Exercise instructions:
Output exactly the line that includes "Transcribe this image's" and all the lines after it through the end of the listing below, and nothing more.

Given records:
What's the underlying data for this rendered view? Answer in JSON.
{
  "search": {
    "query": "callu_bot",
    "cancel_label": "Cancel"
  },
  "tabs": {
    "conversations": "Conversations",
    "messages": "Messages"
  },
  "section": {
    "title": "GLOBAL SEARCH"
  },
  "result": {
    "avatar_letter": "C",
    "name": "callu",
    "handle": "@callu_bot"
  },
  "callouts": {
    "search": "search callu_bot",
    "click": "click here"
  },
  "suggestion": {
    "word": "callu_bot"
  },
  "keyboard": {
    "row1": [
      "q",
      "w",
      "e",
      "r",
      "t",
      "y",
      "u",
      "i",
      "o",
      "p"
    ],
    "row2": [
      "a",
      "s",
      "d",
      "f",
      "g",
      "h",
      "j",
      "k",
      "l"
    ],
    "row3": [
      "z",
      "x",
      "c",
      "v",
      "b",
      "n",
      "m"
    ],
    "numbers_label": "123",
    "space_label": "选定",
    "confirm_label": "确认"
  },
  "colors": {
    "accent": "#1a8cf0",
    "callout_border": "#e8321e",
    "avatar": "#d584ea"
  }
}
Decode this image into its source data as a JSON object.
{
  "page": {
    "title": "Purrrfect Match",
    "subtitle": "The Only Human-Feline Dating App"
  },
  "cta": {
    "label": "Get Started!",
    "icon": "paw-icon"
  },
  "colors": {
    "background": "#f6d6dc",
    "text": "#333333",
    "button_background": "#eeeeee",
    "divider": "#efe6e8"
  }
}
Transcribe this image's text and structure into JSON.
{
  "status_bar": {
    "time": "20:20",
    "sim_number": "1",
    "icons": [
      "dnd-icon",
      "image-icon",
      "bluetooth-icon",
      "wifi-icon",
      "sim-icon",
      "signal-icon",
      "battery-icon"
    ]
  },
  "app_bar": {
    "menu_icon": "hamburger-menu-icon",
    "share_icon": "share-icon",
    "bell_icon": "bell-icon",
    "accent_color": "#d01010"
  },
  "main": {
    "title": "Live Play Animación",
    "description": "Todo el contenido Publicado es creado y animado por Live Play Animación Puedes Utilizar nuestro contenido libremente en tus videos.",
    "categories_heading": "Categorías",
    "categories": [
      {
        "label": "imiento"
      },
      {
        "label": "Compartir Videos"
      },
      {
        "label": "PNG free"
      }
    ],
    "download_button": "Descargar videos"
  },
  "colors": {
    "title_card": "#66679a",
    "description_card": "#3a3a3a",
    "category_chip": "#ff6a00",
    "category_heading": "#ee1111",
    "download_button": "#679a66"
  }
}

Exercise output:
Transcribe this image's text and structure into JSON.
{
  "status_bar": {
    "time": "20:20",
    "sim_number": "1",
    "icons": [
      "dnd-icon",
      "image-icon",
      "bluetooth-icon",
      "wifi-icon",
      "sim-icon",
      "signal-icon",
      "battery-icon"
    ]
  },
  "app_bar": {
    "menu_icon": "hamburger-menu-icon",
    "share_icon": "share-icon",
    "bell_icon": "bell-icon",
    "accent_color": "#d01010"
  },
  "main": {
    "title": "Live Play Animación",
    "description": "Todo el contenido Publicado es creado y animado por Live Play Animación Puedes Utilizar nuestro contenido libremente en tus videos.",
    "categories_heading": "Categorías",
    "categories": [
      {
        "label": "imiento"
      },
      {
        "label": "Compartir Videos"
      },
      {
        "label": "PNG free"
      }
    ],
    "download_button": "Descargar videos"
  },
  "colors": {
    "title_card": "#66679a",
    "description_card": "#3a3a3a",
    "category_chip": "#ff6a00",
    "category_heading": "#ee1111",
    "download_button": "#679a66"
  }
}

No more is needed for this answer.